David P. Hajjar, dean of the Weill Cornell Graduate School of Medical Sciences, received a Fulbright grant to develop biological sciences research initiatives between Qatar University and Weill Cornell Medical College in Qatar, the University announced Monday.
Hajjar is the second faculty member from the medical college to be named a Fulbright grantee.
The dean was named to the Fulbright Specialist Program, a professorial scholarship that funds recipients for two- to six-week projects, and he will start working in the Middle East this semester.
“I chose Qatar because I see that country as a place that could use my help,” Hajjar said. “Considering that we already have a medical college there, it seemed quite reasonable to [work there].”

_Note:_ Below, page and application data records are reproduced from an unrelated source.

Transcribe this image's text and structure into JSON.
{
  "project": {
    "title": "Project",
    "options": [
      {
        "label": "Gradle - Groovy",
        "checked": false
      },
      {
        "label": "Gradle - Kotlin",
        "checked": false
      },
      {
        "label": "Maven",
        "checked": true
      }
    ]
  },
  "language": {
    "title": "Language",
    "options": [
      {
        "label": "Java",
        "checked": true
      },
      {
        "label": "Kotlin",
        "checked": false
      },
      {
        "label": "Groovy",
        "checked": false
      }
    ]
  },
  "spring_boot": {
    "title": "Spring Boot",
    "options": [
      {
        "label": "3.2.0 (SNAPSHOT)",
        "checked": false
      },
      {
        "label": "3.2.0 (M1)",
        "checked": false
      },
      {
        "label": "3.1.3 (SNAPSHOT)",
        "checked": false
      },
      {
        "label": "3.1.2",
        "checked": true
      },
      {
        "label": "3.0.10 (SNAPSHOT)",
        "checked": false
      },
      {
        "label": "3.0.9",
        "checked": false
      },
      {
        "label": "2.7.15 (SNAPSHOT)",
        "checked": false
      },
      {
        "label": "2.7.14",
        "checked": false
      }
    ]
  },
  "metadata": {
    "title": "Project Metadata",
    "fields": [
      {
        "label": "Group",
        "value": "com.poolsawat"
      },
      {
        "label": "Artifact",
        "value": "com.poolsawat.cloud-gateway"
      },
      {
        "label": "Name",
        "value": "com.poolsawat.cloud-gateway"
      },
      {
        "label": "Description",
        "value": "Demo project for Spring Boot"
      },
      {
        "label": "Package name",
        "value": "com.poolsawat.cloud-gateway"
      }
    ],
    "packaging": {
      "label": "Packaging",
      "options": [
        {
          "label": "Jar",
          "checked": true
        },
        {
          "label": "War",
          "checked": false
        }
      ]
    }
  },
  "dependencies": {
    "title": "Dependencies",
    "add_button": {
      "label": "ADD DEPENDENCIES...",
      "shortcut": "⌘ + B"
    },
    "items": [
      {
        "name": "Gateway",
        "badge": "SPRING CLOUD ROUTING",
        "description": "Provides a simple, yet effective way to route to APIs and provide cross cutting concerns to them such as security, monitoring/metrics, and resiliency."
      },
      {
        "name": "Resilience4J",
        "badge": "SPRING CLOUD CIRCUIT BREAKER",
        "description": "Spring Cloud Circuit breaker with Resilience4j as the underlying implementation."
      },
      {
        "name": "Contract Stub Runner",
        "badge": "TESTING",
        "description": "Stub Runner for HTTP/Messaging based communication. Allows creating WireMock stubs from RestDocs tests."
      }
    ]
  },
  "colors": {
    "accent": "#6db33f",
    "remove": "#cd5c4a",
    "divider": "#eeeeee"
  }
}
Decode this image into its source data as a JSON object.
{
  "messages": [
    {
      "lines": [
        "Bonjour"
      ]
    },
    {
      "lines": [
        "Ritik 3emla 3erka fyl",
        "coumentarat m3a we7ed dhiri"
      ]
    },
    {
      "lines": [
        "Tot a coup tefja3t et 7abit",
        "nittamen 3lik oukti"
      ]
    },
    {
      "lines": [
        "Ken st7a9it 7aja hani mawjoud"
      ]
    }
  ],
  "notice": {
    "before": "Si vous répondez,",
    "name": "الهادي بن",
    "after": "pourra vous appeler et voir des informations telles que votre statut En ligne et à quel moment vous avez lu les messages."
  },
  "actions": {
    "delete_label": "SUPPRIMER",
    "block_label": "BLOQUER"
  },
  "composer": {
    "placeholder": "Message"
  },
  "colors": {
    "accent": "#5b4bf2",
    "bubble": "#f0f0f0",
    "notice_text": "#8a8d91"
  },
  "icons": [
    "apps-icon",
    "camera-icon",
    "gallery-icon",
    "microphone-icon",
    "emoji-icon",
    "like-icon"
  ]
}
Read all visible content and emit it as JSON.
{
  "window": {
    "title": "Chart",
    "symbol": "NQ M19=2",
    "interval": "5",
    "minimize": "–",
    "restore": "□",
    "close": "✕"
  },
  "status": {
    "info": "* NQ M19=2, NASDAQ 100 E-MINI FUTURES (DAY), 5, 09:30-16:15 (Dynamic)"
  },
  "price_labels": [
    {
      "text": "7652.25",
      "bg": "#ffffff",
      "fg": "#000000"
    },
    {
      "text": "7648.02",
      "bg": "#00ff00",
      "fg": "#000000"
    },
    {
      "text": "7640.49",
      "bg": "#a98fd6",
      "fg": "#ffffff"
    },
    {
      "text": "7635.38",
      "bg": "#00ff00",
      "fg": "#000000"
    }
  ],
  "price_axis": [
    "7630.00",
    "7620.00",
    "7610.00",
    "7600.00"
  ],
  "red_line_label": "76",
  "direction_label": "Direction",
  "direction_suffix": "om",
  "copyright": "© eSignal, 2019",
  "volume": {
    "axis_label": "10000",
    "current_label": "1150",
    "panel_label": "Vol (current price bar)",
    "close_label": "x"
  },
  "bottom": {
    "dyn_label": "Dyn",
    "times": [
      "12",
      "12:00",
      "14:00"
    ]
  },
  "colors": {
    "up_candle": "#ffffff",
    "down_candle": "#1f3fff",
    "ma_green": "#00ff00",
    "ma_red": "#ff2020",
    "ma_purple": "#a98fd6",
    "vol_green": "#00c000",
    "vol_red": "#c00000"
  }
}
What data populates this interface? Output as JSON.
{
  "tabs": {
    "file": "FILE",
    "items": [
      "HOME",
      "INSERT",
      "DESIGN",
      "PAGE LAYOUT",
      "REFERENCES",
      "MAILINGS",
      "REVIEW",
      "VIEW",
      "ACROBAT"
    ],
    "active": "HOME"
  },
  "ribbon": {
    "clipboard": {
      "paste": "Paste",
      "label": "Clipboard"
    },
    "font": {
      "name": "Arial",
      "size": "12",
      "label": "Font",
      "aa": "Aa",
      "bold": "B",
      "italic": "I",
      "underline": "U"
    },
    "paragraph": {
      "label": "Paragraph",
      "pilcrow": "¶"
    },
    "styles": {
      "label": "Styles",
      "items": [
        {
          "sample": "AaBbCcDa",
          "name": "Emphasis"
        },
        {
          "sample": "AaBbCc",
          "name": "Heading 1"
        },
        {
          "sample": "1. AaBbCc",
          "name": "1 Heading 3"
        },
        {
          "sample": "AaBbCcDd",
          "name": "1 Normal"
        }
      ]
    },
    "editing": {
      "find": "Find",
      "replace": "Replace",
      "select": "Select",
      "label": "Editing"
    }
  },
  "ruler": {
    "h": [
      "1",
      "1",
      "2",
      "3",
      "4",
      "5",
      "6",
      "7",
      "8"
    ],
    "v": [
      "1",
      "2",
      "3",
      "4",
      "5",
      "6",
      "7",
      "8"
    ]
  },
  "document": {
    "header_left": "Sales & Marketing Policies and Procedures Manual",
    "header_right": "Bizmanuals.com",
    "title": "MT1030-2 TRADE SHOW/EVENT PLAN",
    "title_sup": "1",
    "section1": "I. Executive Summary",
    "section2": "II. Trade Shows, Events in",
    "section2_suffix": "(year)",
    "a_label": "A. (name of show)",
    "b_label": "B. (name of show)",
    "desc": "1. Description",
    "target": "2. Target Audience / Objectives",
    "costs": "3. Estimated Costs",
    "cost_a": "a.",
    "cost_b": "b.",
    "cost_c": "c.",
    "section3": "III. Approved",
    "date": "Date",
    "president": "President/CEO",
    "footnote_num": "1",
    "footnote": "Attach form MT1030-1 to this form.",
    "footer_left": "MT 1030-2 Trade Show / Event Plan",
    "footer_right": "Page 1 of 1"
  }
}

Hajjar’s project will consist of working with biological science faculty at Qatar University — the country’s largest public university — and trying to develop more research ties with Cornell.
“I’m trying to help them educationally and help them research-wise to get them more collaboratively linked with Cornell’s Qatar medical college,” Hajjar said.
Qatar University has a robust program in genetics and should cooperate more with Cornell’s medical school to pool resources, Hajjar said.
Additionally, Hajjar will spend much of his time collaborating with Qatari undergraduate students in an attempt to prepare them for the medical profession.
“I want to try to get the Qatari undergraduates to be more interested in medicine,” Hajjar said. “By starting medical programs there, we’ll get them better trained for them to attend medical school.”
Cornell’s Qatar campus opened in 2001 after Qatar’s government established a multi-million-dollar, non-profit foundation. The medical school includes a faculty of more than 60 professors, according to its website.
Hajjar began teaching in Cornell’s biochemistry department in1978 and served as dean of the graduate school since 1997. He also holds the record for being the youngest faculty member to earn tenure at the University, at age 33.
Administered by the State Department, the Fulbright program entails a lengthy application process as Hajjar was formally nominated by President David Skorton and Prof. Barry Coller, Rockefeller University.
Last year, approximately 20-30 professors were named Fulbright Specialists.
“From what I understand, there are quite a significant number of people who are nominated for the scholars program — I was nominated for the Fulbright Specialist Program for the more senior group of people,” Hajjar said.
“Through his leadership in building our own research and education enterprise at Weill Cornell, and as an accomplished, brilliant scientist himself, Dr. Hajjar is uniquely qualified to offer expert guidance to our friends and colleagues in Qatar,” Skorton stated in the Cornell Chronicle.
“I extend my congratulations and wish him well in this important undertaking,” Skorton said.
Correction: An earlier version of this article incorrectly identified David Hajjar as the dean of Weill Cornell Medical College. In fact, he is dean of the Weill Cornell Graduate School of Medical Sciences.